• Provided entries:
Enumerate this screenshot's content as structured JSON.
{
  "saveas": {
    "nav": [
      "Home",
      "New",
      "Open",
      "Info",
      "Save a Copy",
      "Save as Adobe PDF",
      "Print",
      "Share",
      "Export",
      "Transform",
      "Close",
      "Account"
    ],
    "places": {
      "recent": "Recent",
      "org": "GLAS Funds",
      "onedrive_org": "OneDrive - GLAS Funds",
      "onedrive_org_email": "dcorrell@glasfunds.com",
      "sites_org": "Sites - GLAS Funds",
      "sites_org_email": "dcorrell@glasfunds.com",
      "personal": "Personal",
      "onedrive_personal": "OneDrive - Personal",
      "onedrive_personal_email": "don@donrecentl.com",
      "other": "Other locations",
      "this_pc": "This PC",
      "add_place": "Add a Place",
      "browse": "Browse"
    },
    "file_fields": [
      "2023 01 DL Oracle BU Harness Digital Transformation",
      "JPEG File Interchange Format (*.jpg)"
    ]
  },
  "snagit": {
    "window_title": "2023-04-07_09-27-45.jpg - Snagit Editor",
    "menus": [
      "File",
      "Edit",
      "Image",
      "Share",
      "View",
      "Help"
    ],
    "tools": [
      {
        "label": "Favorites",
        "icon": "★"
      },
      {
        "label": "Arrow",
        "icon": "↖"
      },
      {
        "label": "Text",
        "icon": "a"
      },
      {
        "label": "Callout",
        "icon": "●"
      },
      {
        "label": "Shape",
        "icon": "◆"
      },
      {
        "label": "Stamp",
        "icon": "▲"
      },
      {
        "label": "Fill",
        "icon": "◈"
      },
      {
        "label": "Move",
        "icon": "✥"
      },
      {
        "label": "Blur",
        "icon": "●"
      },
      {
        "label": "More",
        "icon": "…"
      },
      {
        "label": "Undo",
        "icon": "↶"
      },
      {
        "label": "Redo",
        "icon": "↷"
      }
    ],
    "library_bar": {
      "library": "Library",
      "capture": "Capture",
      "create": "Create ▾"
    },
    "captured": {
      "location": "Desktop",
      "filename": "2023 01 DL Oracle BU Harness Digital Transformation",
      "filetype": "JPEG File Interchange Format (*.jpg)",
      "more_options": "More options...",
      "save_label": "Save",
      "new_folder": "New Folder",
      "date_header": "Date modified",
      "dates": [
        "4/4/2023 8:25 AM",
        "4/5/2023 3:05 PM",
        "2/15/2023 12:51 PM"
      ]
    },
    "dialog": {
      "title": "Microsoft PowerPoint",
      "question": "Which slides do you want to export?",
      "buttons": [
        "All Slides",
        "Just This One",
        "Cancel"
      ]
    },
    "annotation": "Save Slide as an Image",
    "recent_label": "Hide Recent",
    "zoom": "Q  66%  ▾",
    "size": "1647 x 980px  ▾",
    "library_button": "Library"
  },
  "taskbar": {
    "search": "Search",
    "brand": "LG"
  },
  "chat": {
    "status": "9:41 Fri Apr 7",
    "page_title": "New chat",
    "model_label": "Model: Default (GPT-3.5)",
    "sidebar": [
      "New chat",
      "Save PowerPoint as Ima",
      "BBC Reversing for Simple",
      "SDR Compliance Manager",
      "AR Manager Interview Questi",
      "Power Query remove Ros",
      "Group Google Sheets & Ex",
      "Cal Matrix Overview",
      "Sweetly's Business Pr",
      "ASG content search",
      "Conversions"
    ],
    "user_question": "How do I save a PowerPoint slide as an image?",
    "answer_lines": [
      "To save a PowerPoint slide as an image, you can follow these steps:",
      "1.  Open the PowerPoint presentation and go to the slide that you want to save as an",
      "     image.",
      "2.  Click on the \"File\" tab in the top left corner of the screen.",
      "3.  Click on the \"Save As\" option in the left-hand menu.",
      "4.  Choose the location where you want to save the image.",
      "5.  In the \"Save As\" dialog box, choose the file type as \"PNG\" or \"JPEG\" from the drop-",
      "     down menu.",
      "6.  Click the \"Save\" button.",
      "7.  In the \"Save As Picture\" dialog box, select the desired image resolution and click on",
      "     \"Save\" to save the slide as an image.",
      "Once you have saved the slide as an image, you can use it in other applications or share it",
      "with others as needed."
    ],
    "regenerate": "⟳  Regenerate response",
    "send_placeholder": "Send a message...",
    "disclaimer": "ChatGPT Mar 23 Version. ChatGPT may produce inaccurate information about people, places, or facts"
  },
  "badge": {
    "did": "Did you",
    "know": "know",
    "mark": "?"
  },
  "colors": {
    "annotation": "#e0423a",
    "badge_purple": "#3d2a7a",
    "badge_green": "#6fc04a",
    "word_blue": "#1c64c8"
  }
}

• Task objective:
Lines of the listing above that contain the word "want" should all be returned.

• Reply:
      "question": "Which slides do you want to export?",
      "1.  Open the PowerPoint presentation and go to the slide that you want to save as an",
      "4.  Choose the location where you want to save the image.",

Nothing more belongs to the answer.